No big revelations here! It’s no surprise that communication is key in business; and life, really. We all know this, but still communication is consistently cited as the top frustrations among employees (and customers for that matter) when completing feedback surveys. Whether it is communication of expectations, communication between departments, or communication of the company direction and plans it is always up there, and most often sits across multiple facets of your business.
If it was easy then we’d all have mastered it years ago. I think nailing communication is going to be a life-long journey for most of us, so I’ve included some ideas for fostering and maintaining effective communication within your team. I would also love to hear from you with any particular practices that you swear by in your business.

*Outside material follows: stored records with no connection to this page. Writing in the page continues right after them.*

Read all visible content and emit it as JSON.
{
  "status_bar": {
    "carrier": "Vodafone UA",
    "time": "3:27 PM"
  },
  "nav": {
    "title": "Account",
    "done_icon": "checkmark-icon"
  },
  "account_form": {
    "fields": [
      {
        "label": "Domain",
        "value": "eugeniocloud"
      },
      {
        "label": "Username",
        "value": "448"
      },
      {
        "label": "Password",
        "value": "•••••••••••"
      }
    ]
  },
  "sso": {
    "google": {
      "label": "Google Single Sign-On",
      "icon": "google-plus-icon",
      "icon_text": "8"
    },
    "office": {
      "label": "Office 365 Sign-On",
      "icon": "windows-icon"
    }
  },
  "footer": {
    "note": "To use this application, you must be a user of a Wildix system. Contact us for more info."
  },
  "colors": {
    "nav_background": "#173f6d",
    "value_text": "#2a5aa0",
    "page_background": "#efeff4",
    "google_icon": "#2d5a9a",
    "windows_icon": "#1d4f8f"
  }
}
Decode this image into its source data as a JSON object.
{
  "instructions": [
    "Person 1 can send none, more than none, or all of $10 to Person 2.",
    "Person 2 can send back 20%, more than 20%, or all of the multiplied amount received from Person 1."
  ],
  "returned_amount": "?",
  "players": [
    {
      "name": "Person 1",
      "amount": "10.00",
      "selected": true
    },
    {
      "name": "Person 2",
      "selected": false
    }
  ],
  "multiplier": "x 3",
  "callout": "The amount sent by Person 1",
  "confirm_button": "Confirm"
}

Even for the most emotionally intelligent among us, when unsolicited feedback occurs both the deliverer and the receiver will have all their fight or flight responses ringing and find it difficult to focus on the takeaways. What can help this situation is to turn the tables and encourage a culture (or a process, initially) where people actively ask for feedback in a particular area or about a particular task. This means the receiver is mentally prepared for the feedback and the deliverer knows they are adding value in the desired area. It’s likely that as a manager you will still have to broach uninvited feedback from time to time, but if feedback is consistently flowing then it will be a less daunting task!
No one wants to have a meeting for no reason, but if it is decided that a regular meeting should occur (e.g., daily or weekly WIP or monthly team meeting) then it needs to run like clockwork. Constantly moving or cancelling meetings sends the message that this communication isn’t important and can leave your team confused about priorities and disengaged, particularly if those meetings are one-on-ones. The same goes for meetings consistently running over it shows a lack of respect for other people’s time and poor planning on the organisers’ behalf.
It is great to have structured times for communication across the month or year, but informal or unstructured communication can often be even more meaningful for your team members. Taking the time to have a coffee and chat about a recent project, or even genuinely asking someone how their weekend was while you’re waiting for the kettle to boil can go a long way to building trust and comfort that allows for more difficult conversations to be broached with ease.